**Problem requirements:** For every line in the material, output its text exactly and exclude any image it holds.
....................
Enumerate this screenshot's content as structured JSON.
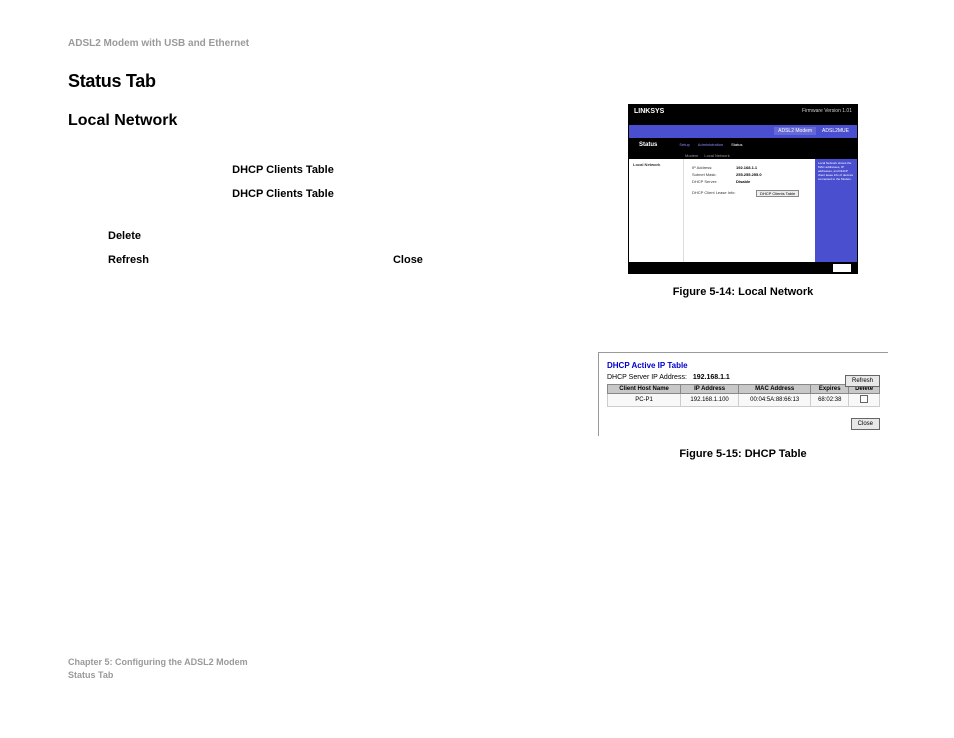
{
  "header": {
    "product": "ADSL2 Modem with USB and Ethernet"
  },
  "headings": {
    "status_tab": "Status Tab",
    "local_network": "Local Network"
  },
  "labels": {
    "dhcp_clients_table_1": "DHCP Clients Table",
    "dhcp_clients_table_2": "DHCP Clients Table",
    "delete": "Delete",
    "refresh": "Refresh",
    "close": "Close"
  },
  "figure1": {
    "caption": "Figure 5-14: Local Network",
    "brand": "LINKSYS",
    "firmware": "Firmware Version 1.01",
    "tabs": [
      "ADSL2 Modem",
      "ADSL2MUE"
    ],
    "navrow": {
      "title": "Status",
      "items": [
        "Setup",
        "Administration",
        "Status"
      ]
    },
    "subtabs": [
      "Modem",
      "Local Network"
    ],
    "sidebar_label": "Local Network",
    "fields": {
      "ip_label": "IP Address:",
      "ip_val": "192.168.1.1",
      "mask_label": "Subnet Mask:",
      "mask_val": "255.255.255.0",
      "dhcp_label": "DHCP Server:",
      "dhcp_val": "Disable",
      "lease_label": "DHCP Client Lease Info:",
      "lease_btn": "DHCP Clients Table"
    },
    "help": "Local Network shows the MAC addresses, IP addresses, and DHCP client lease info of devices connected to the Modem."
  },
  "figure2": {
    "caption": "Figure 5-15: DHCP Table",
    "title": "DHCP Active IP Table",
    "server_label": "DHCP Server IP Address:",
    "server_value": "192.168.1.1",
    "refresh_btn": "Refresh",
    "delete_btn": "Delete",
    "close_btn": "Close",
    "columns": [
      "Client Host Name",
      "IP Address",
      "MAC Address",
      "Expires"
    ],
    "row": {
      "host": "PC-P1",
      "ip": "192.168.1.100",
      "mac": "00:04:5A:88:66:13",
      "expires": "68:02:38"
    }
  },
  "footer": {
    "chapter": "Chapter 5: Configuring the ADSL2 Modem",
    "section": "Status Tab"
  }
}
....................
**Written solution:**
Enumerate this screenshot's content as structured JSON.
{
  "header": {
    "product": "ADSL2 Modem with USB and Ethernet"
  },
  "headings": {
    "status_tab": "Status Tab",
    "local_network": "Local Network"
  },
  "labels": {
    "dhcp_clients_table_1": "DHCP Clients Table",
    "dhcp_clients_table_2": "DHCP Clients Table",
    "delete": "Delete",
    "refresh": "Refresh",
    "close": "Close"
  },
  "figure1": {
    "caption": "Figure 5-14: Local Network",
    "brand": "LINKSYS",
    "firmware": "Firmware Version 1.01",
    "tabs": [
      "ADSL2 Modem",
      "ADSL2MUE"
    ],
    "navrow": {
      "title": "Status",
      "items": [
        "Setup",
        "Administration",
        "Status"
      ]
    },
    "subtabs": [
      "Modem",
      "Local Network"
    ],
    "sidebar_label": "Local Network",
    "fields": {
      "ip_label": "IP Address:",
      "ip_val": "192.168.1.1",
      "mask_label": "Subnet Mask:",
      "mask_val": "255.255.255.0",
      "dhcp_label": "DHCP Server:",
      "dhcp_val": "Disable",
      "lease_label": "DHCP Client Lease Info:",
      "lease_btn": "DHCP Clients Table"
    },
    "help": "Local Network shows the MAC addresses, IP addresses, and DHCP client lease info of devices connected to the Modem."
  },
  "figure2": {
    "caption": "Figure 5-15: DHCP Table",
    "title": "DHCP Active IP Table",
    "server_label": "DHCP Server IP Address:",
    "server_value": "192.168.1.1",
    "refresh_btn": "Refresh",
    "delete_btn": "Delete",
    "close_btn": "Close",
    "columns": [
      "Client Host Name",
      "IP Address",
      "MAC Address",
      "Expires"
    ],
    "row": {
      "host": "PC-P1",
      "ip": "192.168.1.100",
      "mac": "00:04:5A:88:66:13",
      "expires": "68:02:38"
    }
  },
  "footer": {
    "chapter": "Chapter 5: Configuring the ADSL2 Modem",
    "section": "Status Tab"
  }
}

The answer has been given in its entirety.